- [Task statement]: Filter the records, keeping every line that has the string "label".
--- Data supplied Enclosed Below ---
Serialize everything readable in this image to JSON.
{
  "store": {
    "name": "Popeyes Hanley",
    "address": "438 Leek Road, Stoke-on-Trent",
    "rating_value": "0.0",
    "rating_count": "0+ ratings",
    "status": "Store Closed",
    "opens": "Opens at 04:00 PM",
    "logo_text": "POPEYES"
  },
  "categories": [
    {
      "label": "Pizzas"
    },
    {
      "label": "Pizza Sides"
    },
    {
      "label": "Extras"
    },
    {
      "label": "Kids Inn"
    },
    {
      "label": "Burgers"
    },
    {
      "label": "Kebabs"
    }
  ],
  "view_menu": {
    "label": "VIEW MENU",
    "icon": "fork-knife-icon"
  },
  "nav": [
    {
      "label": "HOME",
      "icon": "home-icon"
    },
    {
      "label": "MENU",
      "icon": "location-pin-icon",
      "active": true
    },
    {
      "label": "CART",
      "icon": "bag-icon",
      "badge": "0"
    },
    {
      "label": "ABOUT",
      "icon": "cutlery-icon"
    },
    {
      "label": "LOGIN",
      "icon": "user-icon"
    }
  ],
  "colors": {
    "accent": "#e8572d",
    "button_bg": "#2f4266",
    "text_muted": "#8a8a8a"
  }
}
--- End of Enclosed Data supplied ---
- [Output]:
      "label": "Pizzas"
      "label": "Pizza Sides"
      "label": "Extras"
      "label": "Kids Inn"
      "label": "Burgers"
      "label": "Kebabs"
    "label": "VIEW MENU",
      "label": "HOME",
      "label": "MENU",
      "label": "CART",
      "label": "ABOUT",
      "label": "LOGIN",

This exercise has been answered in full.